WHEN|WHERE Monday, Tuesday and Wednesday at 9 p.m. on History
WHAT IT'S ABOUT In 1878, a feud broke out between the Hatfield family, living mostly on the West Virginia side of the Tug Fork river, and the McCoys, on the Kentucky side. Legend has it that the argument began over a hog.
This six-hour miniseries -- shot entirely in Romania -- begins at the end of the Civil War, with Anse Hatfield (Costner) fighting shoulder to shoulder with Randall McCoy (Paxton) at the Battle of Devil's Backbone in Arkansas. McCoy saves the life of Hatfield, who later sees a boy die before his very eyes. He deserts, while McCoy spends the rest of the war in a Union prison camp. Bad blood is born.

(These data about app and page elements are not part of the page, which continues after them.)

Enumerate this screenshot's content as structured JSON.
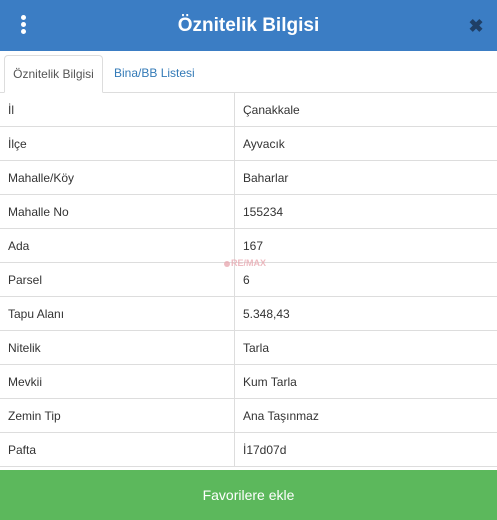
{
  "header": {
    "title": "Öznitelik Bilgisi",
    "menu_icon": "vertical-dots-icon",
    "close_icon": "close-icon",
    "close_glyph": "✖",
    "background_color": "#3b7dc4"
  },
  "tabs": [
    {
      "label": "Öznitelik Bilgisi",
      "active": true
    },
    {
      "label": "Bina/BB Listesi",
      "active": false
    }
  ],
  "attributes": [
    {
      "key": "İl",
      "value": "Çanakkale"
    },
    {
      "key": "İlçe",
      "value": "Ayvacık"
    },
    {
      "key": "Mahalle/Köy",
      "value": "Baharlar"
    },
    {
      "key": "Mahalle No",
      "value": "155234"
    },
    {
      "key": "Ada",
      "value": "167"
    },
    {
      "key": "Parsel",
      "value": "6"
    },
    {
      "key": "Tapu Alanı",
      "value": "5.348,43"
    },
    {
      "key": "Nitelik",
      "value": "Tarla"
    },
    {
      "key": "Mevkii",
      "value": "Kum Tarla"
    },
    {
      "key": "Zemin Tip",
      "value": "Ana Taşınmaz"
    },
    {
      "key": "Pafta",
      "value": "İ17d07d"
    }
  ],
  "watermark": "RE/MAX",
  "favorite_button": {
    "label": "Favorilere ekle",
    "color": "#5cb85c"
  }
}
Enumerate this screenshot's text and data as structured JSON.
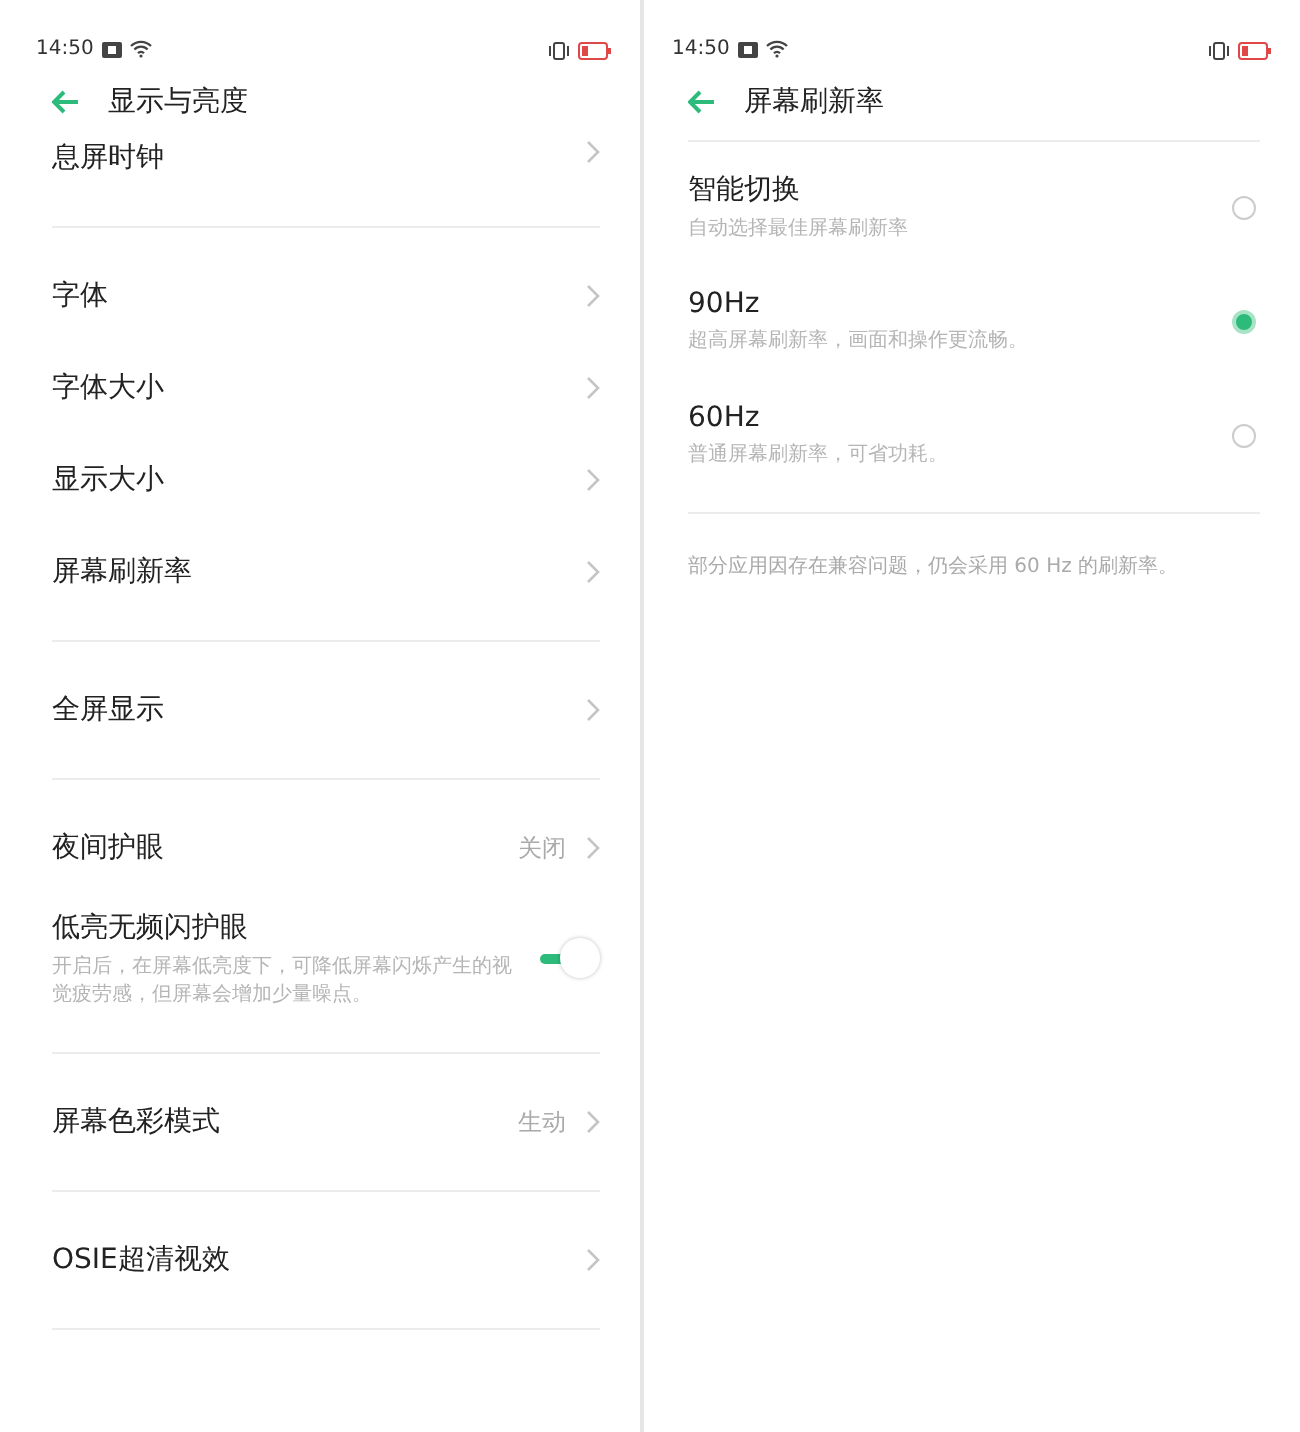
{
  "screens": [
    {
      "status_time": "14:50",
      "title": "显示与亮度",
      "groups": [
        [
          {
            "kind": "link",
            "label": "息屏时钟"
          }
        ],
        [
          {
            "kind": "link",
            "label": "字体"
          },
          {
            "kind": "link",
            "label": "字体大小"
          },
          {
            "kind": "link",
            "label": "显示大小"
          },
          {
            "kind": "link",
            "label": "屏幕刷新率"
          }
        ],
        [
          {
            "kind": "link",
            "label": "全屏显示"
          }
        ],
        [
          {
            "kind": "link",
            "label": "夜间护眼",
            "value": "关闭"
          },
          {
            "kind": "toggle",
            "label": "低亮无频闪护眼",
            "description": "开启后，在屏幕低亮度下，可降低屏幕闪烁产生的视觉疲劳感，但屏幕会增加少量噪点。",
            "on": true
          }
        ],
        [
          {
            "kind": "link",
            "label": "屏幕色彩模式",
            "value": "生动"
          }
        ],
        [
          {
            "kind": "link",
            "label": "OSIE超清视效"
          }
        ]
      ]
    },
    {
      "status_time": "14:50",
      "title": "屏幕刷新率",
      "options": [
        {
          "label": "智能切换",
          "description": "自动选择最佳屏幕刷新率",
          "selected": false
        },
        {
          "label": "90Hz",
          "description": "超高屏幕刷新率，画面和操作更流畅。",
          "selected": true
        },
        {
          "label": "60Hz",
          "description": "普通屏幕刷新率，可省功耗。",
          "selected": false
        }
      ],
      "note": "部分应用因存在兼容问题，仍会采用 60 Hz 的刷新率。"
    }
  ]
}
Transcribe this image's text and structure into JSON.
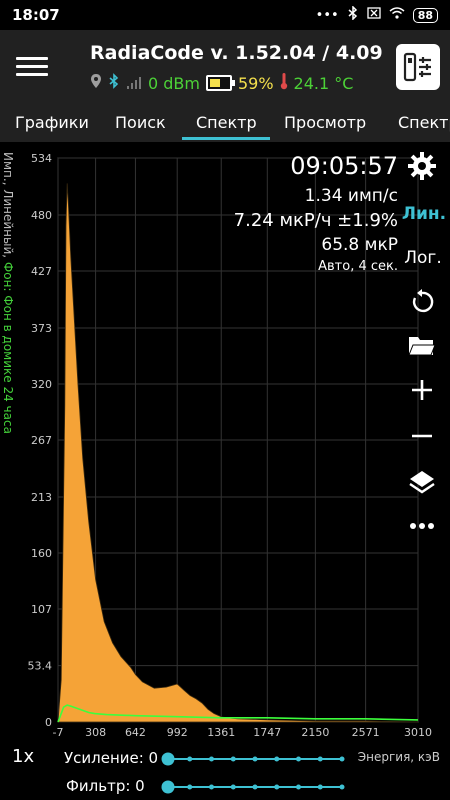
{
  "status": {
    "time": "18:07",
    "icons": [
      "more-dots-icon",
      "bluetooth-icon",
      "close-box-icon",
      "wifi-icon",
      "battery-icon"
    ],
    "battery": "88"
  },
  "appbar": {
    "title": "RadiaCode v. 1.52.04 / 4.09",
    "signal": "0 dBm",
    "battery": "59%",
    "temperature": "24.1 °C",
    "icons": [
      "location-pin-icon",
      "bluetooth-icon",
      "signal-bars-icon",
      "battery-icon",
      "thermometer-icon",
      "device-settings-icon"
    ]
  },
  "tabs": [
    "Графики",
    "Поиск",
    "Спектр",
    "Просмотр",
    "Спектр"
  ],
  "active_tab": 2,
  "spectrum": {
    "vertical_label_a": "Имп., Линейный, ",
    "vertical_label_b": "Фон: Фон в домике 24 часа",
    "time": "09:05:57",
    "count_rate": "1.34 имп/с",
    "dose_rate": "7.24 мкР/ч ±1.9%",
    "total_dose": "65.8 мкР",
    "mode": "Авто, 4 сек.",
    "side": {
      "lin": "Лин.",
      "log": "Лог.",
      "icons": [
        "gear-icon",
        "refresh-icon",
        "folder-icon",
        "plus-icon",
        "minus-icon",
        "layers-icon",
        "more-icon"
      ]
    }
  },
  "chart_data": {
    "type": "area",
    "xlabel": "Энергия, кэВ",
    "y_ticks": [
      0,
      53.4,
      107,
      160,
      213,
      267,
      320,
      373,
      427,
      480,
      534
    ],
    "x_ticks": [
      -7,
      308,
      642,
      992,
      1361,
      1747,
      2150,
      2571,
      3010
    ],
    "ylim": [
      0,
      534
    ],
    "xlim": [
      -7,
      3010
    ],
    "grid": true,
    "series": [
      {
        "color": "#f5a337",
        "x": [
          -7,
          20,
          50,
          60,
          70,
          80,
          100,
          130,
          160,
          200,
          250,
          308,
          380,
          450,
          520,
          600,
          642,
          700,
          800,
          900,
          992,
          1050,
          1100,
          1150,
          1200,
          1250,
          1300,
          1361,
          1400,
          1500,
          1747,
          2150,
          2571,
          3010
        ],
        "y": [
          0,
          40,
          300,
          470,
          510,
          490,
          440,
          380,
          320,
          250,
          190,
          135,
          95,
          75,
          62,
          52,
          45,
          38,
          32,
          33,
          36,
          30,
          25,
          22,
          18,
          12,
          8,
          5,
          4,
          3,
          2,
          1,
          1,
          0
        ]
      },
      {
        "color": "#3cff3c",
        "x": [
          -7,
          20,
          40,
          70,
          100,
          150,
          200,
          250,
          300,
          400,
          642,
          992,
          1361,
          1747,
          2150,
          2571,
          3010
        ],
        "y": [
          0,
          8,
          14,
          16,
          15,
          13,
          11,
          9,
          8,
          7,
          6,
          5,
          4,
          4,
          3,
          3,
          2
        ]
      }
    ]
  },
  "controls": {
    "gain_x": "1x",
    "gain_label": "Усиление: 0",
    "filter_label": "Фильтр: 0",
    "gain_value": 0,
    "filter_value": 0
  }
}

After the war, Jim Vance (Tom Berenger), uncle of Anse, kills a McCoy family member. The feud begins. Randall's hog is maybe stolen. It gets worse. His daughter, Roseanna (Lindsay Pulsipher), falls in love with Anse's son Johnse (Matt Barr). Worse still. Then, three McCoy boys kill Anse's brother. Now it's war. Also starring Mare Winningham as Sally, wife of Randall, and Sarah Parish as Levicy, spouse of Anse. Both are long-suffering.
MY SAY Many excellent actors ... first-rate production values ... nice scenery -- albeit of Romania. So what's not to like about "Hatfields & McCoys?" Simple: the story. It's an uninteresting one, peopled with almost criminally bland characters. In fact, as portrayed here -- quite possibly accurately -- they're a bunch of bibulous knuckleheads who shoot at each other year after year -- or on TV, hour after hour -- and have no real idea why. It's an interminable eye-for-eye, tooth-for-tooth narrative, with a body count so high you'll lose track of all the eyes and teeth. (By the way, a history book I consulted said "no more than a dozen deaths occurred.")
Unfortunately, this famous old feud was an insignificant burp in American history. It bore little relevance to the catastrophe that preceded it, and has no modern-day relevance. That's a whole lot of irrelevance to fill six hours.
BOTTOM LINE Violent and dull.